Items from an interface collection:
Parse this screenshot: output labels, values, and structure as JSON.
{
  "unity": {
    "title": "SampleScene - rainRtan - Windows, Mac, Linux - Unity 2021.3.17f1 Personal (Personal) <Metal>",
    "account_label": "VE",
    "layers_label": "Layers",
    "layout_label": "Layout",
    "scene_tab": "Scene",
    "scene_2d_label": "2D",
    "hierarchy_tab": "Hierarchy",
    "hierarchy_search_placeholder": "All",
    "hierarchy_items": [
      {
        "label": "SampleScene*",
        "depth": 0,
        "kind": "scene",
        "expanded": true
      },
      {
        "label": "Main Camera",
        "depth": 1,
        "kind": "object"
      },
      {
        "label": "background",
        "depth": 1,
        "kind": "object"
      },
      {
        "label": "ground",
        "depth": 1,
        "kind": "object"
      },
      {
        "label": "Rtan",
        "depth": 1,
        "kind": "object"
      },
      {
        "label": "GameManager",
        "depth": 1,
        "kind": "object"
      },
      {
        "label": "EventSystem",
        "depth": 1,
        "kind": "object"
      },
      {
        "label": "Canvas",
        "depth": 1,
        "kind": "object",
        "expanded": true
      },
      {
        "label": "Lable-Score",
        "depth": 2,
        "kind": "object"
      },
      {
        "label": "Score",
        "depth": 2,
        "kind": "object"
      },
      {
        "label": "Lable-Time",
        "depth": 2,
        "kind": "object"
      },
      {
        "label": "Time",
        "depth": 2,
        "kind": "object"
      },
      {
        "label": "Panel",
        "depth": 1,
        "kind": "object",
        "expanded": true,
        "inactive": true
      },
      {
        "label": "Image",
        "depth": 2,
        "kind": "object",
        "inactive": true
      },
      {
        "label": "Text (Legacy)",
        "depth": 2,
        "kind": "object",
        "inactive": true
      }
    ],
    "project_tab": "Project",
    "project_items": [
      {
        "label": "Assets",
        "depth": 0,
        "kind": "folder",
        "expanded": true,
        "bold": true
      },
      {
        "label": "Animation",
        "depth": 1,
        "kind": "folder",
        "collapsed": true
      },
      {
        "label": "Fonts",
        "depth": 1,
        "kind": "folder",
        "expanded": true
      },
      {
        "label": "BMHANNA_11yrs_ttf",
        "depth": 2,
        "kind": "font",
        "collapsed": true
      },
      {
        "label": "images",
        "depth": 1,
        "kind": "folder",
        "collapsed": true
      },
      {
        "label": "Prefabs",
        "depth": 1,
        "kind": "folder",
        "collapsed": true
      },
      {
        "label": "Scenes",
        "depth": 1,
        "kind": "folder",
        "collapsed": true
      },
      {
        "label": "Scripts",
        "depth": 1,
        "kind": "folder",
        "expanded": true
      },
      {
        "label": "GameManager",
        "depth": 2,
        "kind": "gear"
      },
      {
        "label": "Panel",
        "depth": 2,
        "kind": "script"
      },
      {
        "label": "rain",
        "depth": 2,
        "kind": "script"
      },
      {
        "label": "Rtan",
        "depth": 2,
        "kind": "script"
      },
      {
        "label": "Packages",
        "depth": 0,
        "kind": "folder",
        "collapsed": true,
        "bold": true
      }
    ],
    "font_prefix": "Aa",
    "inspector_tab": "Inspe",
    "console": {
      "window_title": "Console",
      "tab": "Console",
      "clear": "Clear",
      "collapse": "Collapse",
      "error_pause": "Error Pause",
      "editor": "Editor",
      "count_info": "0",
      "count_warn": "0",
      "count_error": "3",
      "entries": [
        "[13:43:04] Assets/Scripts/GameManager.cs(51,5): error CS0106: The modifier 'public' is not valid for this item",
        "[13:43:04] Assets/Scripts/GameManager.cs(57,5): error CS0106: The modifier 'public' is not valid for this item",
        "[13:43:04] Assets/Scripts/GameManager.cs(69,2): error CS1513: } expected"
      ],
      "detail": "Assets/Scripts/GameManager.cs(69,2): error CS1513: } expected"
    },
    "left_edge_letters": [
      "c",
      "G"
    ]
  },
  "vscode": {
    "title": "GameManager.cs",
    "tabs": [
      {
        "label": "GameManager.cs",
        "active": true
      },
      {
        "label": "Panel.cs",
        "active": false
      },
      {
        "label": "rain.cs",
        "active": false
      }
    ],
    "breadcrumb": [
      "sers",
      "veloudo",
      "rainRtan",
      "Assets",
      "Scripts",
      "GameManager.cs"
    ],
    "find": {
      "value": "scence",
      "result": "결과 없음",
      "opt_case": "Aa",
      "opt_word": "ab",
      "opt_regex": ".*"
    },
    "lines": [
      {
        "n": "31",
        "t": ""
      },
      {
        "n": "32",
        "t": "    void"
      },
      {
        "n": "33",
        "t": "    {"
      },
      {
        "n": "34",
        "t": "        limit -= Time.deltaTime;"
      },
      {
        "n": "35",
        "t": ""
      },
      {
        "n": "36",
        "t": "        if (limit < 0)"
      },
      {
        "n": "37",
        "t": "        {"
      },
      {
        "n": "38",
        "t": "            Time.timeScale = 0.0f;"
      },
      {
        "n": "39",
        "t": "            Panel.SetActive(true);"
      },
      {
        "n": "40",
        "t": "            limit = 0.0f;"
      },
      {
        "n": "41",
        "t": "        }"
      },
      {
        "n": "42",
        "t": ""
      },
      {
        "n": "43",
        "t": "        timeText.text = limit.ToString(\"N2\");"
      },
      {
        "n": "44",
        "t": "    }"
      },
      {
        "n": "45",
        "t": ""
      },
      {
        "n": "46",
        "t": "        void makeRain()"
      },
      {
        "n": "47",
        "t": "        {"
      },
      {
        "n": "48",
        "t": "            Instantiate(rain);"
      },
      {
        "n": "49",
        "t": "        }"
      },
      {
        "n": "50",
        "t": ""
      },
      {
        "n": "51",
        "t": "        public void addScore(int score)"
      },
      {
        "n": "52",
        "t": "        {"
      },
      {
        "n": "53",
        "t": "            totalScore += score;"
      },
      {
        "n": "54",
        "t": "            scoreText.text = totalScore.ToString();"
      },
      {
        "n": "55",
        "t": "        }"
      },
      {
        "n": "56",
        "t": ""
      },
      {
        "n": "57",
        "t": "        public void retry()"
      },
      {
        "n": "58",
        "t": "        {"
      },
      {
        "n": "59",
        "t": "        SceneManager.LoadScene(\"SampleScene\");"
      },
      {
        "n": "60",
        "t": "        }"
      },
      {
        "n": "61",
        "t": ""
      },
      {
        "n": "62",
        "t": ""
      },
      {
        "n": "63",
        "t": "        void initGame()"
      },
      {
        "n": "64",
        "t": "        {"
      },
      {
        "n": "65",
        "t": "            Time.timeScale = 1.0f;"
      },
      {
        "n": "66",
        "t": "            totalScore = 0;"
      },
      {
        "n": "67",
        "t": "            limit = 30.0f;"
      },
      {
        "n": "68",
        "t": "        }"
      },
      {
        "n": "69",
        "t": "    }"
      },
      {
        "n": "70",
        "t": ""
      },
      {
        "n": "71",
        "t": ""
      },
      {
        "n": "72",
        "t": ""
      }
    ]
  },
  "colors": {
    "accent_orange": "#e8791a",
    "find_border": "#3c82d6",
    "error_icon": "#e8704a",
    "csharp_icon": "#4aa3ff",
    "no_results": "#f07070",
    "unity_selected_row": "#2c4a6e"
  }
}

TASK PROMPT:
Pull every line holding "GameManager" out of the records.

TASK SOLUTION:
        "label": "GameManager",
        "label": "GameManager",
        "[13:43:04] Assets/Scripts/GameManager.cs(51,5): error CS0106: The modifier 'public' is not valid for this item",
        "[13:43:04] Assets/Scripts/GameManager.cs(57,5): error CS0106: The modifier 'public' is not valid for this item",
        "[13:43:04] Assets/Scripts/GameManager.cs(69,2): error CS1513: } expected"
      "detail": "Assets/Scripts/GameManager.cs(69,2): error CS1513: } expected"
    "title": "GameManager.cs",
        "label": "GameManager.cs",
      "GameManager.cs"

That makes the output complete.